Hope Church in New York City is The Juicys’ 2018 winner for the website category. Here’s what makes Hope’s website great.
The Power of Facebook Events
The Power of Facebook Events
0

Posted June 25, 2018 by Ernesto Alaniz

Facebook events are a cheap and easy way to get your church’s event in front of your entire community.
6 Social Media Tips for Your Church
6 Social Media Tips for Your Church
0

Posted June 21, 2018 by Bryan Haley

Social media is a great tool that churches can use to build and expand relationships, as well as a tool for outreach. Here are six tips to help your church utilize social media better.
5 Ways to Use MailChimp for Church Marketing
5 Ways to Use MailChimp for Church Marketing
0

Posted June 19, 2018 by Robert Carnes

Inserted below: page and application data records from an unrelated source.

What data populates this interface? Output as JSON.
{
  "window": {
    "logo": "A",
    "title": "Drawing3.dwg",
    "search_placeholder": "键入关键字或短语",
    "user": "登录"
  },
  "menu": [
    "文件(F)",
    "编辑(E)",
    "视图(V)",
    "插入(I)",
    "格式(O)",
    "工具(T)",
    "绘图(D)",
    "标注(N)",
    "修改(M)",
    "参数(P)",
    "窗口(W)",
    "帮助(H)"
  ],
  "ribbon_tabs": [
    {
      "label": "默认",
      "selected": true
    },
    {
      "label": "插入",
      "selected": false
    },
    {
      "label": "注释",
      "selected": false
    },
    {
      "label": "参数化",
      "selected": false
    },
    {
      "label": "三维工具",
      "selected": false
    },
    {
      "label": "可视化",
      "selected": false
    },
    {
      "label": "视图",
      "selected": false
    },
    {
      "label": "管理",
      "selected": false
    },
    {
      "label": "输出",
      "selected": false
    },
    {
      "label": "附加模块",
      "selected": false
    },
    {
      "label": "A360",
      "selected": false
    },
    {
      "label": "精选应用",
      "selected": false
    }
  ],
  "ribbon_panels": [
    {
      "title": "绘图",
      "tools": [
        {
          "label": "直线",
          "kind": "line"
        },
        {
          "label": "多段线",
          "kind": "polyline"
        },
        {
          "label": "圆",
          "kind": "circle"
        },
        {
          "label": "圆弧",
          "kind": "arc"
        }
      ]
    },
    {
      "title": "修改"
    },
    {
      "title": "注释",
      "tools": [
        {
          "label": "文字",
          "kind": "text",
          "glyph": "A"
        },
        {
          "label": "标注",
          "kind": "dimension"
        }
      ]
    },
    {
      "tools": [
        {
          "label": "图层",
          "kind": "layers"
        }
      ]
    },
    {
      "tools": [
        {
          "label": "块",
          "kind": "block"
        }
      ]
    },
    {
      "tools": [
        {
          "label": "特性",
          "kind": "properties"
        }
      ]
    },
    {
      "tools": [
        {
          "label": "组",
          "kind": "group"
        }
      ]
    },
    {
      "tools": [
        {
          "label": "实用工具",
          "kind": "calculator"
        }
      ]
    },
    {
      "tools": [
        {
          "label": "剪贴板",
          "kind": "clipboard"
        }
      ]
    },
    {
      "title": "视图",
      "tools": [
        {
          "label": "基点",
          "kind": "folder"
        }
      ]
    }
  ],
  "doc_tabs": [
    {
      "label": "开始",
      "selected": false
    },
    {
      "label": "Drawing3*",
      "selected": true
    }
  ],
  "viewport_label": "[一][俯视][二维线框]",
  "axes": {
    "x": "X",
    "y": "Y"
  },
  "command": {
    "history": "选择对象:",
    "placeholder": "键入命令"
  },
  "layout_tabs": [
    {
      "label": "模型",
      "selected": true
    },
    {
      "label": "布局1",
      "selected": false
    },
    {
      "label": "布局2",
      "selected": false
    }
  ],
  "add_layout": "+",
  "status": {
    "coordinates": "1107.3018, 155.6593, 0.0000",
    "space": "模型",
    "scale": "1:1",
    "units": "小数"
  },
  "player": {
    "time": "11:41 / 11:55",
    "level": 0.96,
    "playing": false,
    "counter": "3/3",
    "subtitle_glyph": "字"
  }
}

There are lots of platforms your church can use to promote its message and mission. MailChimp is just one, but has many different uses. This is an overview of some of its most useful features.
Congratulations to This Year’s Juicy Winners!
Congratulations to This Year’s Juicy Winners!
0

Posted June 14, 2018 by Bryan Haley

We recently concluded The Juicys award season and are excited about these five church communication award winners!
The Reason Your New Process Won’t Work
The Reason Your New Process Won’t Work
0

Posted June 12, 2018 by Jeanette Yates

Having a communications tool for your staff is essential because collaborating without a system, process, or tool is complicated and inefficient. Before choosing a tool, ask yourself (and your team) these questions.
The Juicys Award Show
The Juicys Award Show
0

Posted June 4, 2018 by Bryan Haley

Join us for The Juicys Award Show!
Mobile Websites vs. Mobile Apps: Which One Is Better?
Mobile Websites vs. Mobile Apps: Which One Is Better?
0

Posted May 24, 2018 by Jason Caston

While it is a given that any organization has to have a mobile accessible presence, many churches are unaware of whether a mobile website or an app is the better choice.
5 Key People You Need to Create a New Church Website
5 Key People You Need to Create a New Church Website
2

Posted May 22, 2018 by Brad Vos

Creating a church website is not a one person task. To do it right, you need multiple types of people on a team. Here are the folks we recommend.